Compared with the balance and tone “control” group, aerobic training significantly improved left, right, and total hippocampal volumes, the team reports. “We observed a 5.6 percent increase in the left hippocampus, a 2.5 percent increase in the right hippocampus, and a four percent increase in the total hippocampus,” they write.
But they add that there was “some evidence” that increased left hippocampal volume was linked with poorer verbal memory. However, in earlier studies, increased left hippocampal volume has been linked to better performance on verbal memory tests.
“The relationship between brain volume and cognitive performance is complex, and requires further research,” say the authors.
“We might have assumed a one percent gain in hippocampal volume should improve verbal learning memory by one percent, but our results suggest that it may not be that simple,” said Dr. Liu-Ambrose. “There may be other factors we are not considering.”
Limitations of this study include the lack of male participants and those aged below 70 and over 80. But the authors do recommend regular aerobic exercise to help prevent mild cognitive decline, in addition to its many other heath benefits.
They conclude, “Aerobic training significantly increased hippocampal volume in older women with probable MCI. More research is needed to ascertain the relevance of exercise-induced changes in hippocampal volume on memory performance in older adults with MCI.”
“The degree of benefit in terms of brain structure might actually be greater in people with early functional complaints than in healthy older people,” the team adds. “Understanding the effect of exercise on the hippocampus will increase our appreciation of the role exercise may play in dementia prevention,” they conclude.
Our understanding of the impact of exercise on MCI would now benefit from studies with more participants, as well as a focus on the different MCI subtypes (single-domain versus multidomain MCI).
The intensity of aerobic exercise performed may not be crucial, according to a 2012 study. Dr. Slivia Varela of the University of Vigo, Spain, and colleages looked at the effects of aerobic exercise at two different intensities on 48 elderly people with MCI living in care homes.
Aerobic exercise at 40 percent of resting heart rate has similar effects after three months to aerobic exercise at 60 percent of resting heart rate. Both led to “marginal improvements” on cognitive level as measured by the Mini Mental State Examination, and functional ability, measured by the Timed Up and Go test.
“No statistically significant differences were found at any time during the evaluation regarding cognitive level and functional autonomy,” write the researchers in the journal Clinical Rehabilitation. “Intensity does not seem to be a determining factor when aerobic exercise is performed by people with MCI.”
Potential mechanisms behind the cognition-enhancing effects of aerobic exercise have been investigated in animal research. They include beneficial effects on neuron function, neuron inflammation, hormonal responses to stress, and the amount of amyloid in the brain. Amyloid deposits raise the risk of Alzheimer’s disease as well as brain hemorrhages.

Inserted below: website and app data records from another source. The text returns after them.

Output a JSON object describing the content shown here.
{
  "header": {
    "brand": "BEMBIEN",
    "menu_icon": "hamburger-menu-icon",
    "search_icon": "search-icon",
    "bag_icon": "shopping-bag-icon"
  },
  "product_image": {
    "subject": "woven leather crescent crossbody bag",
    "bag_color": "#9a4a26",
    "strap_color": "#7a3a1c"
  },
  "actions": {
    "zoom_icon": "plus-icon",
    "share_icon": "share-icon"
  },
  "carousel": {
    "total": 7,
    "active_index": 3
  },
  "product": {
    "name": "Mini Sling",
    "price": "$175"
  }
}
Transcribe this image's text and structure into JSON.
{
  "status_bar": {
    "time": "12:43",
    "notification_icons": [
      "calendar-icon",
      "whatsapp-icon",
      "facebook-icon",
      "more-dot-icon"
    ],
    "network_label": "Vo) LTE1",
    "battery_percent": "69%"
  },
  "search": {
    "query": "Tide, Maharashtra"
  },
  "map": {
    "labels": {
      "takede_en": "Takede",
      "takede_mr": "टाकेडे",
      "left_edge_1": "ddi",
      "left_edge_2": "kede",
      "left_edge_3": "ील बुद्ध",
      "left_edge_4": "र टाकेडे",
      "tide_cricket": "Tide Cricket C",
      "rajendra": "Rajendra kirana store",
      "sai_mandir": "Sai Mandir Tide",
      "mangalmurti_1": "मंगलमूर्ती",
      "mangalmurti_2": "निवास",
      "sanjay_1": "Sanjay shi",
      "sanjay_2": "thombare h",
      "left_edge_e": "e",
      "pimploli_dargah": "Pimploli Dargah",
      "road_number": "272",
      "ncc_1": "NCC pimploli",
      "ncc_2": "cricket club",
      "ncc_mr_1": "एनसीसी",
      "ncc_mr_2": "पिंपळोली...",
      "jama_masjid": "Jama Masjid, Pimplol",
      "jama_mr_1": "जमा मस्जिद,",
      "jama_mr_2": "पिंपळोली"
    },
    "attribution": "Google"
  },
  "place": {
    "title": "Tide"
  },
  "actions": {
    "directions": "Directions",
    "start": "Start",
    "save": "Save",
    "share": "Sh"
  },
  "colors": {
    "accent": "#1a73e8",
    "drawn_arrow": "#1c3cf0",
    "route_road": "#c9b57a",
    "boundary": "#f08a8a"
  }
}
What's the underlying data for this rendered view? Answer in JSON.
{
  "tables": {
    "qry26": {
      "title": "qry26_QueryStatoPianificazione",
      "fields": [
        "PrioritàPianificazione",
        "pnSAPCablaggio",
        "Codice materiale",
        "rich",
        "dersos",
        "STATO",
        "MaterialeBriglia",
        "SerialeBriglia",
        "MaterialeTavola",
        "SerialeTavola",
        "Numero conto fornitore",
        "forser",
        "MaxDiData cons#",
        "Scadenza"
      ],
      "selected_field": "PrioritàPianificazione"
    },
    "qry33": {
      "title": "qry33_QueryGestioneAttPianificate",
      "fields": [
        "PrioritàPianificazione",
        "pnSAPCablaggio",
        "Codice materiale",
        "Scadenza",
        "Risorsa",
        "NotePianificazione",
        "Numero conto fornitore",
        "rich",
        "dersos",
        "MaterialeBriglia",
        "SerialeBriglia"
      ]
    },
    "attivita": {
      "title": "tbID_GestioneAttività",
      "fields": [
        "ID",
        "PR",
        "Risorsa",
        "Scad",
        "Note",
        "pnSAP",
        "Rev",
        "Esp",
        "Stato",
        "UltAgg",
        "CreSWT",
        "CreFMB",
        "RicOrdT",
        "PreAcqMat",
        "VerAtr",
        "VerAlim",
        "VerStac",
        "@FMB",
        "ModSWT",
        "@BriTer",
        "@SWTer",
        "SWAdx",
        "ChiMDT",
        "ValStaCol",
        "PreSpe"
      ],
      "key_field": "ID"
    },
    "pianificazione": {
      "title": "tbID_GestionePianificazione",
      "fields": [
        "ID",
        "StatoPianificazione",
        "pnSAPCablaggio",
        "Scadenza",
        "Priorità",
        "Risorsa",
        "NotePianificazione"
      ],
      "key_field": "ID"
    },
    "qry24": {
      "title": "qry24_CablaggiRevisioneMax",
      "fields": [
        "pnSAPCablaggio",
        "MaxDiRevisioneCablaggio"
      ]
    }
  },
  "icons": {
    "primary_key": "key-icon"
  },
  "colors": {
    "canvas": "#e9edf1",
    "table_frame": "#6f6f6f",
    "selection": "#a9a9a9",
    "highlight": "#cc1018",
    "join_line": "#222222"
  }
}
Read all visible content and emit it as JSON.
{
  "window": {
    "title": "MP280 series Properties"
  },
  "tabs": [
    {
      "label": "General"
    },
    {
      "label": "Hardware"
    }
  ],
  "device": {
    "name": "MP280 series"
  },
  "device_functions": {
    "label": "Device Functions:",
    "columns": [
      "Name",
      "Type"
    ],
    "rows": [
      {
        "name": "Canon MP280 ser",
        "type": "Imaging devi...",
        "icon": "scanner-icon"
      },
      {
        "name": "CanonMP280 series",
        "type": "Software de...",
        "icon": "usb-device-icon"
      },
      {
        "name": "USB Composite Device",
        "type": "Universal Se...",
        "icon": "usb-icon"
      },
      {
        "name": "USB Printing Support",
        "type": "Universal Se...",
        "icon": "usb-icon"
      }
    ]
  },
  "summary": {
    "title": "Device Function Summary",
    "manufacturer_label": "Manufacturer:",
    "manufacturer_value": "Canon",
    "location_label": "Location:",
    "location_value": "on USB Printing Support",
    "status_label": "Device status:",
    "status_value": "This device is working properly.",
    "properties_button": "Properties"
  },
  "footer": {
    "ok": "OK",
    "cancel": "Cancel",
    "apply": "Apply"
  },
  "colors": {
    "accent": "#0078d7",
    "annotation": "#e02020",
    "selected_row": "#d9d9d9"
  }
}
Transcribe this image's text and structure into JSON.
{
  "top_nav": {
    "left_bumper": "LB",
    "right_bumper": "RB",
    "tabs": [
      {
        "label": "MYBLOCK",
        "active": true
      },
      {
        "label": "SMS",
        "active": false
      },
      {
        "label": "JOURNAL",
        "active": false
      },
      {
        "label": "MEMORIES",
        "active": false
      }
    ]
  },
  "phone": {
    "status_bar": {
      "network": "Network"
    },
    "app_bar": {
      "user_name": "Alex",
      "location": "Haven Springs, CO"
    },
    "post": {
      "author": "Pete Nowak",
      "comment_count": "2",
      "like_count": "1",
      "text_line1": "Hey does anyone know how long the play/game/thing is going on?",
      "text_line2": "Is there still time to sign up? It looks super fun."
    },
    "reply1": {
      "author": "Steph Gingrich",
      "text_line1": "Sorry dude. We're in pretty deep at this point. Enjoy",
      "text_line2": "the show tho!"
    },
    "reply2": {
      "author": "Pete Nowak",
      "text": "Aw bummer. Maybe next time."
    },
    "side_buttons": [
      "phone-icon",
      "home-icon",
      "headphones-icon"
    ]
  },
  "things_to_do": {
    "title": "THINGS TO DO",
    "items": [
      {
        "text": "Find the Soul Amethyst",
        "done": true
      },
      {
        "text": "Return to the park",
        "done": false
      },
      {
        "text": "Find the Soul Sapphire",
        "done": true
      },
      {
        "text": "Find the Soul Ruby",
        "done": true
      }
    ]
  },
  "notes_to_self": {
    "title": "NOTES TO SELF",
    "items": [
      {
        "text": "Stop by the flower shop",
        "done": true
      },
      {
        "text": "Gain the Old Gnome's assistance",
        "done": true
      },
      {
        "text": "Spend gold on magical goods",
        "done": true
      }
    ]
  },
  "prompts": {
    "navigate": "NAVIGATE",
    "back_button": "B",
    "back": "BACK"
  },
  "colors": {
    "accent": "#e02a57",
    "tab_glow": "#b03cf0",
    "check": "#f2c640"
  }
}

Of course exercise also has positive effects on physiological processes such as cardiovascular health and glucose regulation that, when compromised, increase the risk of developing cognitive impairment and dementia.
Ten Brinke, L. F. et al. Aerobic exercise increases hippocampal volume in older women with probable mid cognitive impairment: a six month randomised controlled trial. British Journal of Sports Medicine, 9 April 2014, doi 10.1136/bjsports-2013-093184
Varela, S. et al. Effects of two different intensities of aerobic exercise on elderly people with mild cognitive impairment: a randomized pilot study. Clinical Rehabilitation, May 2012 doi: 10.1177/0269215511425835